Offseason departures: Evan Longoria, Jake Odorizzi, Corey Dickerson, Steve Souza, Alex Cobb, Lucas Duda, Logan Morrison, Tommy Hunter, Steve Cishek

X-factor: He's not the X-factor, but it's worth pointing out that the Rays do have a player named "Mallex," which sounds like the name of a bad guy in a superhero movie. While Archer looks real lonely on that starting staff, there's some interesting guys around him. Somewhat strangely, the Rays are going to employ a four-man rotation. The X-factor of the bunch is Jake Faria, who in his first big league season last year turned in a 3.43 ERA in 16 games, 14 of which were starts. He struck out 84 batters in 86.2 innings. Past Archer and Faria, you've got Blake Snell, who struck out 119 guys in 129.1 innings, and Nathan Eovaldi, the one-time New York Yankee who missed all of last season.

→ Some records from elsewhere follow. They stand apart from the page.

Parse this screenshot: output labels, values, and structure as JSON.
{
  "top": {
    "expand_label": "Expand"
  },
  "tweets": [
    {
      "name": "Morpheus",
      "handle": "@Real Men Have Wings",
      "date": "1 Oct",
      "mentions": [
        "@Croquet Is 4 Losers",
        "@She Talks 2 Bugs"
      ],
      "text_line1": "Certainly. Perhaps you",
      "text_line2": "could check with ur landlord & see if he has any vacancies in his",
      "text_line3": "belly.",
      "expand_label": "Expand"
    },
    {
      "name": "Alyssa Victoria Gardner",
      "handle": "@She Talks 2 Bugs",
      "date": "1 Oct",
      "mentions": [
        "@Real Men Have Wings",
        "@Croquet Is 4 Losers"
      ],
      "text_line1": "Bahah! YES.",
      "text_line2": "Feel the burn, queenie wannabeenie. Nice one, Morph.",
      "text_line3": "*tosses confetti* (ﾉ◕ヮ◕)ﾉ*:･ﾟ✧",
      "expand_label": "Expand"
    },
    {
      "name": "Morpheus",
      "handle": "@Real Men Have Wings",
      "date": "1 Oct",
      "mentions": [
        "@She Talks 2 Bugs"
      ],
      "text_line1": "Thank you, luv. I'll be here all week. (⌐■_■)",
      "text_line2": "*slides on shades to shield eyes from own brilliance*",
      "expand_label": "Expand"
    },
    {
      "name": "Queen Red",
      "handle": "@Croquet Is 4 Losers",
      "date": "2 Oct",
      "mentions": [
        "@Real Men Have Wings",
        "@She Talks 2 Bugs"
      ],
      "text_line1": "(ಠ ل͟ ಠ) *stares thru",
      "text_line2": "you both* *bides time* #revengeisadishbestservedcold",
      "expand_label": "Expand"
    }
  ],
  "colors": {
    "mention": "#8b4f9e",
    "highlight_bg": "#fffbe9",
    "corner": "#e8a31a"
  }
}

Projected lineup:

1. Denard Span, DH
2. Matt Duffy, 3B
3. Kevin Kiermaier, CF
4. Carlos Gomez, RF
5. Brad Miller, 2B
6. Wilson Ramos, C
7. C.J. Cron, 1B
8. Adeiny Hechavarria, SS
9. Mallex Smith, LF

Projected rotation:

1. Chris Archer
2. Blake Snell
3. Nathan Eovaldi
4. Jake Faria

Prediction: Fifth place in AL East, no playoffs

Catch up on the AL:

Oakland Athletics
Texas Rangers
Seattle Mariners
Los Angeles Angels
Houston Astros
Tampa Bay Rays

Catch up on the NL:

San Diego Padres
Colorado Rockies
Arizona Diamondbacks
San Francisco Giants